Objectives: To examine the effect of accelerated infliximab induction in children with moderate to severe UC. Design: A multi-center, prospective, randomized, open label study. Setting: Pediatric gastroenterology centers. Participants: Children 6 year to 17 years (Overall, 84 patients) with moderate to severe UC who are corticosteroid dependent/resistant thus planned to receive infliximab induction. Intervention: Group 1 (intervention) will receive an accelerated induction at 0,1,3 weeks (5 mg/kg) and then at week 7,11,15. Group 2 (standard) will receive a per protocol induction at 0,2,6 weeks (5 mg/kg) and then at week 14. Drug levels will be obtained prior to each infusion in each group (up to week 20). Further maintenance will be planned according to drug levels at weeks 15 and 14, respectively. Follow-up will continue without further interventions till 52 weeks following induction. Main outcome measure: Clinical remission, on infliximab at week 20. Secondary outcome measures: 1. Colectomy free rates at week 20 and 52. 2. Clinical remission on infliximab at week 52. 3. Drug levels and anti-drug antibodies prior to last study infusion. 4. Anthropometric and laboratory measures including calprotectin at the end of induction, week 20 and week 52 5. Changes in fecal microbiome, virome and bile acids content. Sample size: In order to demonstrate 30% difference in clinical remission rate between groups is significant, we will need to study 36 children in each group to be able to reject the null hypothesis that the failure rates between the groups are equal with probability (power) of 80% and a type I error probability of 0.05.

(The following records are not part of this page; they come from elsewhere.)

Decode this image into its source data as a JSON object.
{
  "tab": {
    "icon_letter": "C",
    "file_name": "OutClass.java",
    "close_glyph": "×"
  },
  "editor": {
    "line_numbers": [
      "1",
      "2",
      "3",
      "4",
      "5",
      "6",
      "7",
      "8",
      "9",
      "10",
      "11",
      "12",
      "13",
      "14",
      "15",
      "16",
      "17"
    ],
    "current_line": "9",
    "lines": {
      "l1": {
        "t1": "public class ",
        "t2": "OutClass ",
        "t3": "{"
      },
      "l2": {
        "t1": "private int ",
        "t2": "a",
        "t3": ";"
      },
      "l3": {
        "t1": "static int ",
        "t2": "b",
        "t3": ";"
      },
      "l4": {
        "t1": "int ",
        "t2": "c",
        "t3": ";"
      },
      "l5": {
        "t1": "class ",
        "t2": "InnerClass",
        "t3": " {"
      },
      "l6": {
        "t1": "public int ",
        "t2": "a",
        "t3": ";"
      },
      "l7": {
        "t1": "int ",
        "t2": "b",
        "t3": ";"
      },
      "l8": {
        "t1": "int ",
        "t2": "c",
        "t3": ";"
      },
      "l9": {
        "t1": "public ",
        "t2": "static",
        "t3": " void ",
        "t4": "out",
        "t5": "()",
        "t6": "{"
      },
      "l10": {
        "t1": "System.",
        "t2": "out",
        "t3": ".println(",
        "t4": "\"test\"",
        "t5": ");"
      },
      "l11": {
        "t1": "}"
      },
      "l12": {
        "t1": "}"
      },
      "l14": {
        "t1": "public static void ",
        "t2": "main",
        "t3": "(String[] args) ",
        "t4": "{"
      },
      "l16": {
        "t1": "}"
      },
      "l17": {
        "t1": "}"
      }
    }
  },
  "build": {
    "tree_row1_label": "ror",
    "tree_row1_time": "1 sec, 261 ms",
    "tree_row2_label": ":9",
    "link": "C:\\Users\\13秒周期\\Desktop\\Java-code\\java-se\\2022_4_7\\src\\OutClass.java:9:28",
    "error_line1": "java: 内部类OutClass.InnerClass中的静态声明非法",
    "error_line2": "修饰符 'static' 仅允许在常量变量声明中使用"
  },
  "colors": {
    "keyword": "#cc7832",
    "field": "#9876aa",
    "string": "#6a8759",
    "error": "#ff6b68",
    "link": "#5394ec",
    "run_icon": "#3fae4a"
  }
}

The primary objective of this study is to evaluate the testicular safety of filgotinib in adult males with moderately to severely active ulcerative colitis.
The purpose of this study is to determine vedolizumab IV safety profile, the effect of long-term treatment on time to major inflammatory bowel disease (IBD)-related events (hospitalizations, surgeries, and procedures), to examine the effect on health-related quality-of- life measurements and to determine the effect on patterns of growth and development in pediatric participants with ulcerative colitis (UC) or Crohn's disease (CD).
BACKGROUND: Granulocyte-monocyte apheresis has been proposed for the treatment of ulcerative colitis, although is limited by costs and variability of results.